▶ [YOUR GOAL]:
Any image in the records should be left out; output everything else exactly.

▶ [RECORDS SHOWN]:
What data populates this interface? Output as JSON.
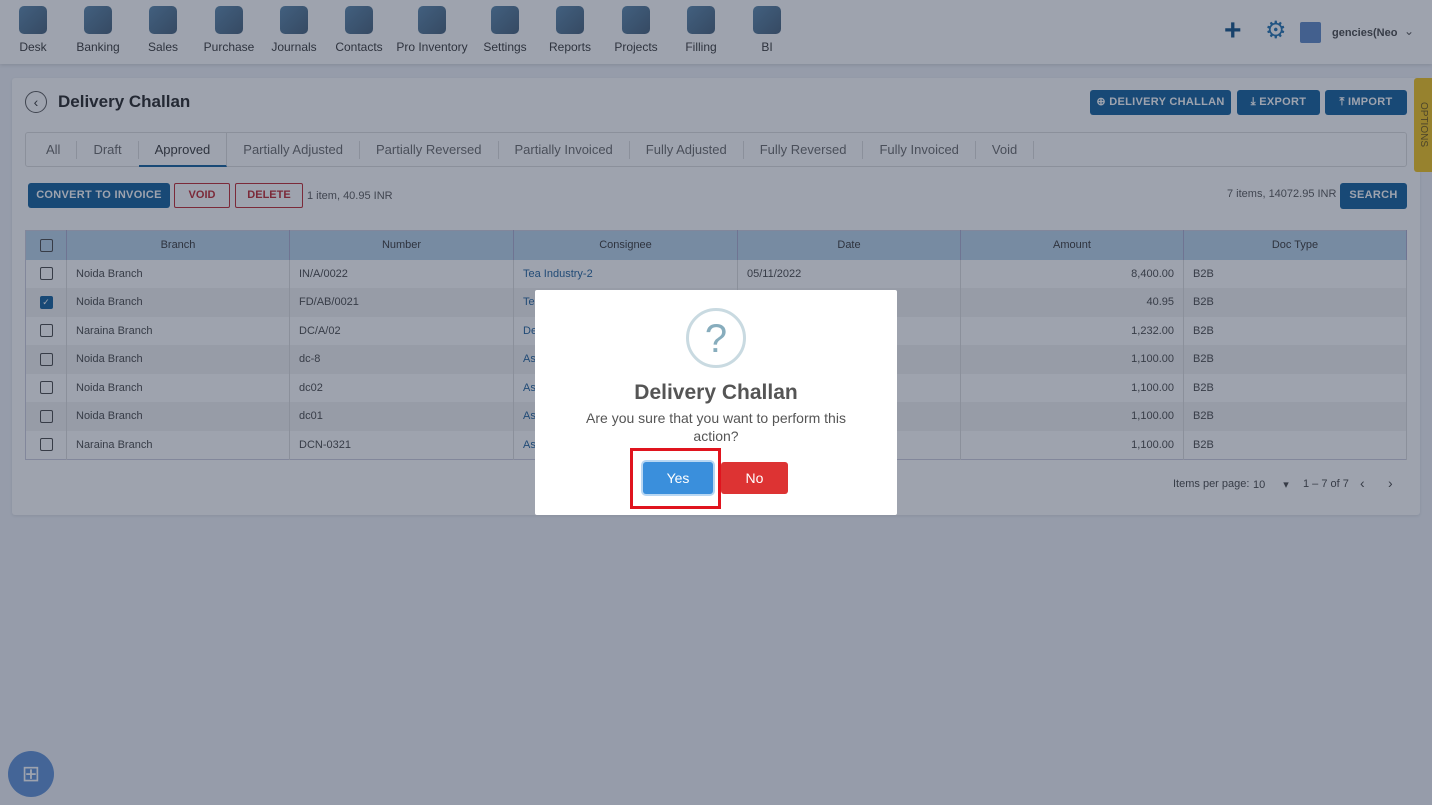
{
  "nav": [
    "Desk",
    "Banking",
    "Sales",
    "Purchase",
    "Journals",
    "Contacts",
    "Pro Inventory",
    "Settings",
    "Reports",
    "Projects",
    "Filling",
    "BI"
  ],
  "header": {
    "user": "gencies(Neo",
    "title": "Delivery Challan",
    "options": "OPTIONS"
  },
  "actions": {
    "add": "DELIVERY CHALLAN",
    "export": "EXPORT",
    "import": "IMPORT",
    "convert": "CONVERT TO INVOICE",
    "void": "VOID",
    "delete": "DELETE",
    "search": "SEARCH"
  },
  "tabs": [
    "All",
    "Draft",
    "Approved",
    "Partially Adjusted",
    "Partially Reversed",
    "Partially Invoiced",
    "Fully Adjusted",
    "Fully Reversed",
    "Fully Invoiced",
    "Void"
  ],
  "active_tab": "Approved",
  "selection_info": "1 item, 40.95 INR",
  "total_info": "7 items, 14072.95 INR",
  "table": {
    "headers": [
      "Branch",
      "Number",
      "Consignee",
      "Date",
      "Amount",
      "Doc Type"
    ],
    "rows": [
      {
        "branch": "Noida Branch",
        "number": "IN/A/0022",
        "consignee": "Tea Industry-2",
        "date": "05/11/2022",
        "amount": "8,400.00",
        "doctype": "B2B",
        "checked": false
      },
      {
        "branch": "Noida Branch",
        "number": "FD/AB/0021",
        "consignee": "Te",
        "date": "",
        "amount": "40.95",
        "doctype": "B2B",
        "checked": true
      },
      {
        "branch": "Naraina Branch",
        "number": "DC/A/02",
        "consignee": "De",
        "date": "",
        "amount": "1,232.00",
        "doctype": "B2B",
        "checked": false
      },
      {
        "branch": "Noida Branch",
        "number": "dc-8",
        "consignee": "Asl",
        "date": "",
        "amount": "1,100.00",
        "doctype": "B2B",
        "checked": false
      },
      {
        "branch": "Noida Branch",
        "number": "dc02",
        "consignee": "Asl",
        "date": "",
        "amount": "1,100.00",
        "doctype": "B2B",
        "checked": false
      },
      {
        "branch": "Noida Branch",
        "number": "dc01",
        "consignee": "Asl",
        "date": "",
        "amount": "1,100.00",
        "doctype": "B2B",
        "checked": false
      },
      {
        "branch": "Naraina Branch",
        "number": "DCN-0321",
        "consignee": "Asl",
        "date": "",
        "amount": "1,100.00",
        "doctype": "B2B",
        "checked": false
      }
    ]
  },
  "pagination": {
    "label": "Items per page:",
    "per_page": "10",
    "range": "1 – 7 of 7"
  },
  "modal": {
    "title": "Delivery Challan",
    "message": "Are you sure that you want to perform this action?",
    "yes": "Yes",
    "no": "No"
  },
  "colors": {
    "primary": "#0b5c9a",
    "danger": "#dd3333",
    "yes": "#3a8fdc",
    "highlight": "#e0141e"
  }
}
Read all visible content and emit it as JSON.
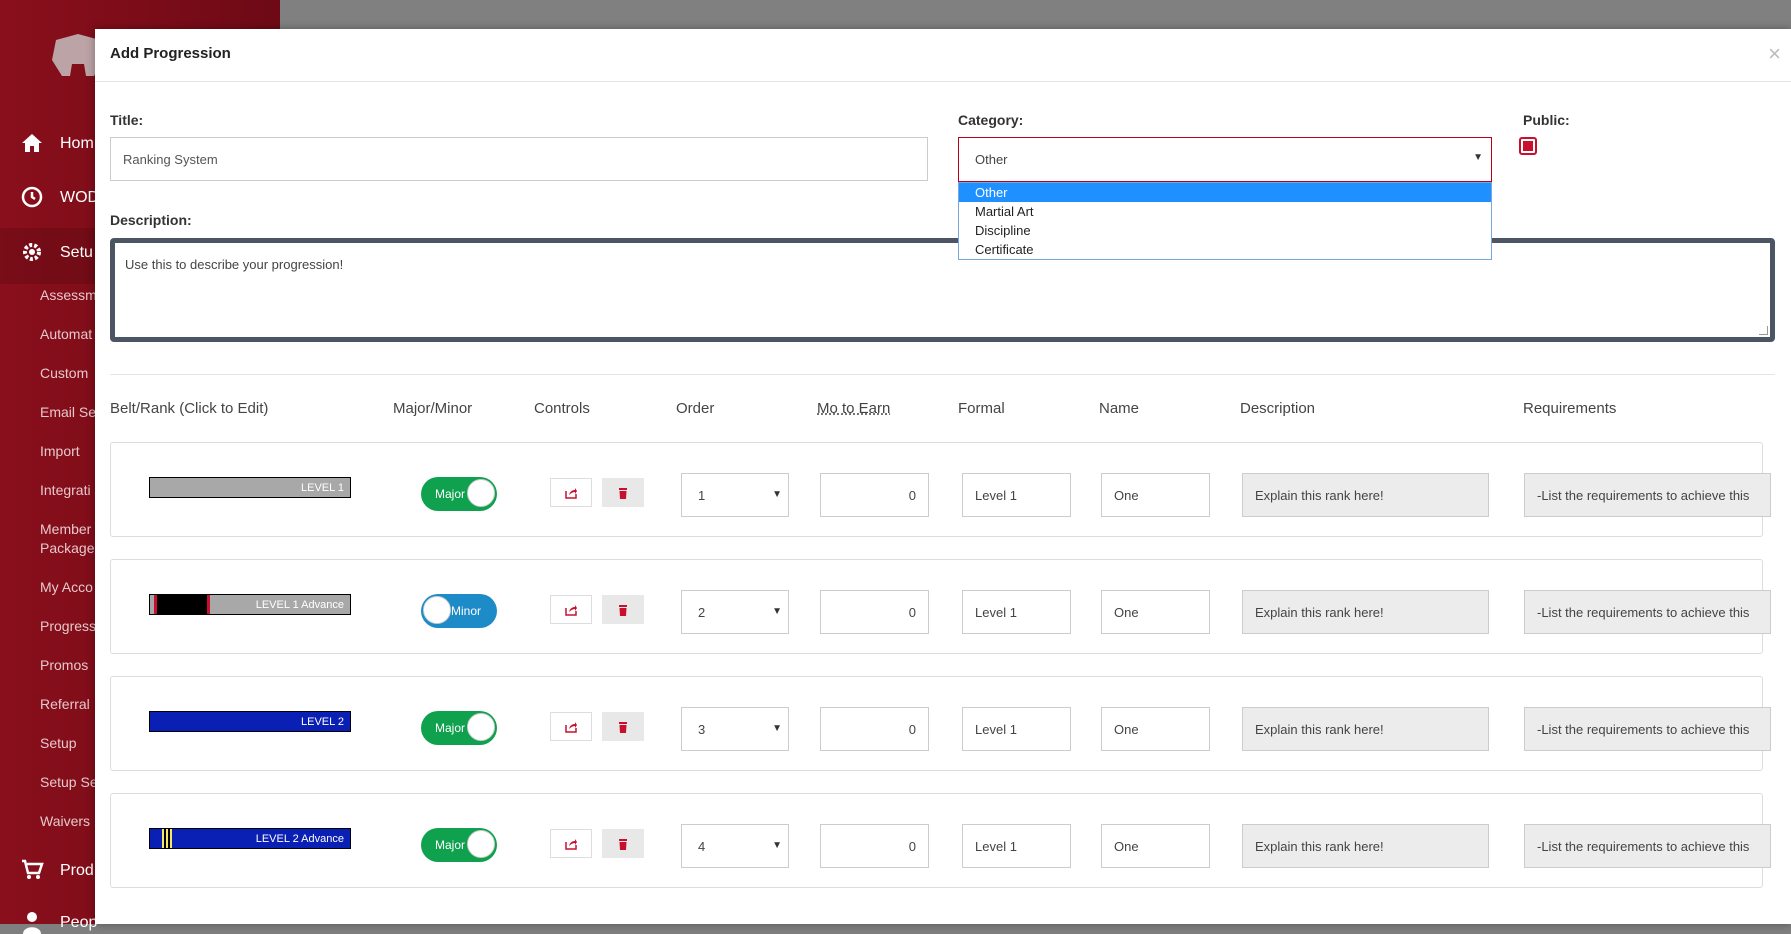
{
  "background": {
    "sidebar_items": [
      {
        "label": "Hom",
        "icon": "home-icon"
      },
      {
        "label": "WOD",
        "icon": "clock-icon"
      },
      {
        "label": "Setu",
        "icon": "gear-icon"
      }
    ],
    "sub_items": [
      "Assessm",
      "Automat",
      "Custom",
      "Email Se",
      "Import",
      "Integrati",
      "Member",
      "Package",
      "My Acco",
      "Progress",
      "Promos",
      "Referral",
      "Setup",
      "Setup Se",
      "Waivers"
    ],
    "bottom_items": [
      {
        "label": "Prod",
        "icon": "cart-icon"
      },
      {
        "label": "Peop",
        "icon": "person-icon"
      }
    ]
  },
  "modal": {
    "title": "Add Progression",
    "close": "×"
  },
  "form": {
    "title_label": "Title:",
    "title_value": "Ranking System",
    "category_label": "Category:",
    "category_value": "Other",
    "category_options": [
      "Other",
      "Martial Art",
      "Discipline",
      "Certificate"
    ],
    "public_label": "Public:",
    "description_label": "Description:",
    "description_value": "Use this to describe your progression!"
  },
  "table": {
    "headers": {
      "belt": "Belt/Rank (Click to Edit)",
      "major": "Major/Minor",
      "controls": "Controls",
      "order": "Order",
      "mo": "Mo to Earn",
      "formal": "Formal",
      "name": "Name",
      "description": "Description",
      "requirements": "Requirements"
    },
    "rows": [
      {
        "belt": "LEVEL 1",
        "type": "Major",
        "order": "1",
        "mo": "0",
        "formal": "Level 1",
        "name": "One",
        "description": "Explain this rank here!",
        "requirements": "-List the requirements to achieve this"
      },
      {
        "belt": "LEVEL 1 Advance",
        "type": "Minor",
        "order": "2",
        "mo": "0",
        "formal": "Level 1",
        "name": "One",
        "description": "Explain this rank here!",
        "requirements": "-List the requirements to achieve this"
      },
      {
        "belt": "LEVEL 2",
        "type": "Major",
        "order": "3",
        "mo": "0",
        "formal": "Level 1",
        "name": "One",
        "description": "Explain this rank here!",
        "requirements": "-List the requirements to achieve this"
      },
      {
        "belt": "LEVEL 2 Advance",
        "type": "Major",
        "order": "4",
        "mo": "0",
        "formal": "Level 1",
        "name": "One",
        "description": "Explain this rank here!",
        "requirements": "-List the requirements to achieve this"
      }
    ]
  },
  "colors": {
    "brand_red": "#c8102e",
    "major_green": "#0fa14e",
    "minor_blue": "#1d8bc7",
    "belt_gray": "#a8a8a8",
    "belt_blue": "#0a1fb3",
    "dropdown_highlight": "#1e90ff"
  }
}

▶ [SOLVED EXERCISE]:
What data populates this interface? Output as JSON.
{
  "nav": [
    "Desk",
    "Banking",
    "Sales",
    "Purchase",
    "Journals",
    "Contacts",
    "Pro Inventory",
    "Settings",
    "Reports",
    "Projects",
    "Filling",
    "BI"
  ],
  "header": {
    "user": "gencies(Neo",
    "title": "Delivery Challan",
    "options": "OPTIONS"
  },
  "actions": {
    "add": "DELIVERY CHALLAN",
    "export": "EXPORT",
    "import": "IMPORT",
    "convert": "CONVERT TO INVOICE",
    "void": "VOID",
    "delete": "DELETE",
    "search": "SEARCH"
  },
  "tabs": [
    "All",
    "Draft",
    "Approved",
    "Partially Adjusted",
    "Partially Reversed",
    "Partially Invoiced",
    "Fully Adjusted",
    "Fully Reversed",
    "Fully Invoiced",
    "Void"
  ],
  "active_tab": "Approved",
  "selection_info": "1 item, 40.95 INR",
  "total_info": "7 items, 14072.95 INR",
  "table": {
    "headers": [
      "Branch",
      "Number",
      "Consignee",
      "Date",
      "Amount",
      "Doc Type"
    ],
    "rows": [
      {
        "branch": "Noida Branch",
        "number": "IN/A/0022",
        "consignee": "Tea Industry-2",
        "date": "05/11/2022",
        "amount": "8,400.00",
        "doctype": "B2B",
        "checked": false
      },
      {
        "branch": "Noida Branch",
        "number": "FD/AB/0021",
        "consignee": "Te",
        "date": "",
        "amount": "40.95",
        "doctype": "B2B",
        "checked": true
      },
      {
        "branch": "Naraina Branch",
        "number": "DC/A/02",
        "consignee": "De",
        "date": "",
        "amount": "1,232.00",
        "doctype": "B2B",
        "checked": false
      },
      {
        "branch": "Noida Branch",
        "number": "dc-8",
        "consignee": "Asl",
        "date": "",
        "amount": "1,100.00",
        "doctype": "B2B",
        "checked": false
      },
      {
        "branch": "Noida Branch",
        "number": "dc02",
        "consignee": "Asl",
        "date": "",
        "amount": "1,100.00",
        "doctype": "B2B",
        "checked": false
      },
      {
        "branch": "Noida Branch",
        "number": "dc01",
        "consignee": "Asl",
        "date": "",
        "amount": "1,100.00",
        "doctype": "B2B",
        "checked": false
      },
      {
        "branch": "Naraina Branch",
        "number": "DCN-0321",
        "consignee": "Asl",
        "date": "",
        "amount": "1,100.00",
        "doctype": "B2B",
        "checked": false
      }
    ]
  },
  "pagination": {
    "label": "Items per page:",
    "per_page": "10",
    "range": "1 – 7 of 7"
  },
  "modal": {
    "title": "Delivery Challan",
    "message": "Are you sure that you want to perform this action?",
    "yes": "Yes",
    "no": "No"
  },
  "colors": {
    "primary": "#0b5c9a",
    "danger": "#dd3333",
    "yes": "#3a8fdc",
    "highlight": "#e0141e"
  }
}
Read all visible content and emit it as JSON.
{
  "background": {
    "sidebar_items": [
      {
        "label": "Hom",
        "icon": "home-icon"
      },
      {
        "label": "WOD",
        "icon": "clock-icon"
      },
      {
        "label": "Setu",
        "icon": "gear-icon"
      }
    ],
    "sub_items": [
      "Assessm",
      "Automat",
      "Custom",
      "Email Se",
      "Import",
      "Integrati",
      "Member",
      "Package",
      "My Acco",
      "Progress",
      "Promos",
      "Referral",
      "Setup",
      "Setup Se",
      "Waivers"
    ],
    "bottom_items": [
      {
        "label": "Prod",
        "icon": "cart-icon"
      },
      {
        "label": "Peop",
        "icon": "person-icon"
      }
    ]
  },
  "modal": {
    "title": "Add Progression",
    "close": "×"
  },
  "form": {
    "title_label": "Title:",
    "title_value": "Ranking System",
    "category_label": "Category:",
    "category_value": "Other",
    "category_options": [
      "Other",
      "Martial Art",
      "Discipline",
      "Certificate"
    ],
    "public_label": "Public:",
    "description_label": "Description:",
    "description_value": "Use this to describe your progression!"
  },
  "table": {
    "headers": {
      "belt": "Belt/Rank (Click to Edit)",
      "major": "Major/Minor",
      "controls": "Controls",
      "order": "Order",
      "mo": "Mo to Earn",
      "formal": "Formal",
      "name": "Name",
      "description": "Description",
      "requirements": "Requirements"
    },
    "rows": [
      {
        "belt": "LEVEL 1",
        "type": "Major",
        "order": "1",
        "mo": "0",
        "formal": "Level 1",
        "name": "One",
        "description": "Explain this rank here!",
        "requirements": "-List the requirements to achieve this"
      },
      {
        "belt": "LEVEL 1 Advance",
        "type": "Minor",
        "order": "2",
        "mo": "0",
        "formal": "Level 1",
        "name": "One",
        "description": "Explain this rank here!",
        "requirements": "-List the requirements to achieve this"
      },
      {
        "belt": "LEVEL 2",
        "type": "Major",
        "order": "3",
        "mo": "0",
        "formal": "Level 1",
        "name": "One",
        "description": "Explain this rank here!",
        "requirements": "-List the requirements to achieve this"
      },
      {
        "belt": "LEVEL 2 Advance",
        "type": "Major",
        "order": "4",
        "mo": "0",
        "formal": "Level 1",
        "name": "One",
        "description": "Explain this rank here!",
        "requirements": "-List the requirements to achieve this"
      }
    ]
  },
  "colors": {
    "brand_red": "#c8102e",
    "major_green": "#0fa14e",
    "minor_blue": "#1d8bc7",
    "belt_gray": "#a8a8a8",
    "belt_blue": "#0a1fb3",
    "dropdown_highlight": "#1e90ff"
  }
}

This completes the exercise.